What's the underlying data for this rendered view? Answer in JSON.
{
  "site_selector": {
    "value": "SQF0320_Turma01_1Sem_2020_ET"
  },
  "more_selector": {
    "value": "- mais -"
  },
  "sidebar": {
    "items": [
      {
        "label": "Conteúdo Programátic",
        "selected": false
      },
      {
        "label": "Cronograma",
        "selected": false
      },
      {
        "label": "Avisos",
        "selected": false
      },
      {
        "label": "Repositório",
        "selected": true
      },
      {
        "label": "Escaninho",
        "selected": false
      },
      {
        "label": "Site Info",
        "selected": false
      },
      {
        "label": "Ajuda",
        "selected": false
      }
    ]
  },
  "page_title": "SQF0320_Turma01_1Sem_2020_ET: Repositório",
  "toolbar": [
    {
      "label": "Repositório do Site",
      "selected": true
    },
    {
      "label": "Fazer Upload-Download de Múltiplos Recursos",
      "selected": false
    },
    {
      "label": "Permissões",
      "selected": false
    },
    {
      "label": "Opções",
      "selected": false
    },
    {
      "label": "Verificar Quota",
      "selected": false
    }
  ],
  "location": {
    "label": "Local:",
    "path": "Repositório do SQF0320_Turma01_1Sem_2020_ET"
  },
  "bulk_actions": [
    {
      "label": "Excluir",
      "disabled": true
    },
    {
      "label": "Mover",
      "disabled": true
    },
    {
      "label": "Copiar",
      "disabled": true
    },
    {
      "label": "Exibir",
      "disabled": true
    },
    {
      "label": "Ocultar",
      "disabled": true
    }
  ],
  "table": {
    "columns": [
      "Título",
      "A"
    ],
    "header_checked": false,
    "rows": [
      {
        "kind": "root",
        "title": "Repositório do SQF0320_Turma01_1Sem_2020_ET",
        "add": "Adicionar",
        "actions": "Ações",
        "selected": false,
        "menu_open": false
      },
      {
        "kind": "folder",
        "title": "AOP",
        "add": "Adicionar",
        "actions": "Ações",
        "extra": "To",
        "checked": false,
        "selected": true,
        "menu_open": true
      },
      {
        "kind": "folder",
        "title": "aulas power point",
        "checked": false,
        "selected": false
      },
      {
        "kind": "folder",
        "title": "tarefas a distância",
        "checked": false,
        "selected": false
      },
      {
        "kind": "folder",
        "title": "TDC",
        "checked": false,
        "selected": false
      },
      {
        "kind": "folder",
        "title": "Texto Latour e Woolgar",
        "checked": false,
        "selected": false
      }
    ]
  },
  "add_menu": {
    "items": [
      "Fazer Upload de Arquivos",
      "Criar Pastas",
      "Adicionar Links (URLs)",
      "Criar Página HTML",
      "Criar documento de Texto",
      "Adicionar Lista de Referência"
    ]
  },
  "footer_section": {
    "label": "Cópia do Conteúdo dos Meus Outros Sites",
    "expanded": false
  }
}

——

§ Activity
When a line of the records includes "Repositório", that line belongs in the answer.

§ Written reply
        "label": "Repositório",
  "page_title": "SQF0320_Turma01_1Sem_2020_ET: Repositório",
      "label": "Repositório do Site",
    "path": "Repositório do SQF0320_Turma01_1Sem_2020_ET"
        "title": "Repositório do SQF0320_Turma01_1Sem_2020_ET",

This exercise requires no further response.